In the 15 years since they formed, the Chilean six-piece are still making new fans and their super-tight performance tonight – the last date of their rescheduled European tour – is a prime example of why. Their spot-on melodies, slick showmanship and classic sound peak on songs like the atmospheric CH-7, which is taken from their current concept album Hawaii. This impressive rendition is augmented with neo-prog harmonies and immaculate modern programming, earning it a very warm response from the skimpy audience. Vocalist Sebastián Vergara’s passionate delivery is worthy of a larger spacee.

Later, Aisles’ guitarist Germán Vergara gets everyone’s feet tapping along to the Latino-inspired mid-point of the experimental The Maiden. There are smiles all round as his rhythmic flourishes shift back to neo-prog perfection. In fact, tonight’s only disappointment is that there aren’t more music fans here to witness this band’s magnificent UK debut.

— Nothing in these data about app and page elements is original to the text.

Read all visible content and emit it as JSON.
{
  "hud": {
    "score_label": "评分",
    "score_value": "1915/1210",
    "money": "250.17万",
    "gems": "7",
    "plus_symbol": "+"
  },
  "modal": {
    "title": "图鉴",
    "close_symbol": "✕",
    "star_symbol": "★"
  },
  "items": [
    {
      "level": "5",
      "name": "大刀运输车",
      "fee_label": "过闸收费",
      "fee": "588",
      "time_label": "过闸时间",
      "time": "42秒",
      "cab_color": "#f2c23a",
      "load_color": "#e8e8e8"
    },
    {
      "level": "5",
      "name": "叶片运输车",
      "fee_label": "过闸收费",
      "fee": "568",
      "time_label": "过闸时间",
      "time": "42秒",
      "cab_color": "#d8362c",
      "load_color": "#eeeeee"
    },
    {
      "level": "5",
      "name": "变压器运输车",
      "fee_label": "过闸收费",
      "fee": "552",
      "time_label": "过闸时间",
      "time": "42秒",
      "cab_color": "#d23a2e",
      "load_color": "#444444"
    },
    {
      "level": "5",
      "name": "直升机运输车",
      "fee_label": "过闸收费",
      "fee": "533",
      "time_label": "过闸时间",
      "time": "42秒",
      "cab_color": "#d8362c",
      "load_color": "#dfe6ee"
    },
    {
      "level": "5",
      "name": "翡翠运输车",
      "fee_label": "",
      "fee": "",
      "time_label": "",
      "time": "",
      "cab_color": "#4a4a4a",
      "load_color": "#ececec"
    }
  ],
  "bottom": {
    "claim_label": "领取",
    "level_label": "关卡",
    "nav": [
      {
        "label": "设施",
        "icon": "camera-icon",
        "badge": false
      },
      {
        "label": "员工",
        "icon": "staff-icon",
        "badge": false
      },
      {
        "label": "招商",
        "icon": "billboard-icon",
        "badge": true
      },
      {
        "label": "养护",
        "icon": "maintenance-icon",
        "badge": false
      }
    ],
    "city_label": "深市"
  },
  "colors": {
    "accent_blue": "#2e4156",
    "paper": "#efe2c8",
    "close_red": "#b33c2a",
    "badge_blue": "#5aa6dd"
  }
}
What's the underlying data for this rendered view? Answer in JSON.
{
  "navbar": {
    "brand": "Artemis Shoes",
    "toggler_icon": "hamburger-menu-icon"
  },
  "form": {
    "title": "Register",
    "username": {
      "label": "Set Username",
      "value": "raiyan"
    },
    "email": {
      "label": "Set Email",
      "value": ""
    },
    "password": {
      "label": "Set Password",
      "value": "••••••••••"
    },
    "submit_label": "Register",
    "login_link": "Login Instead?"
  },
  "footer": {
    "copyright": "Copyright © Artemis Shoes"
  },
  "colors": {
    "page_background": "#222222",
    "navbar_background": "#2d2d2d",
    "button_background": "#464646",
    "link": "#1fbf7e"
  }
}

Natasha Scharf
Natasha Scharf

Contributing to Prog since the very first issue, writer and broadcaster Natasha Scharf was the magazine’s News Editor before she took up her current role of Deputy Editor, and has interviewed some of the best-known acts in the progressive music world from ELP, Yes and Marillion to Nightwish, Dream Theater and TesseracT. Starting young, she set up her first music fanzine in the late 80s and became a regular contributor to local newspapers and magazines over the next decade. The 00s would see her running the dark music magazine, Meltdown, as well as contributing to Metal Hammer, Classic Rock, Terrorizer and Artrocker. Author of music subculture books The Art Of Gothic and Worldwide Gothic, she’s since written album sleeve notes for Cherry Red, and also co-wrote Tarja Turunen’s memoirs, Singing In My Blood. Beyond the written word, Natasha has spent several decades as a club DJ, spinning tunes at aftershow parties for Metallica, Motörhead and Nine Inch Nails. She’s currently the only member of the Prog team to have appeared on the magazine’s cover.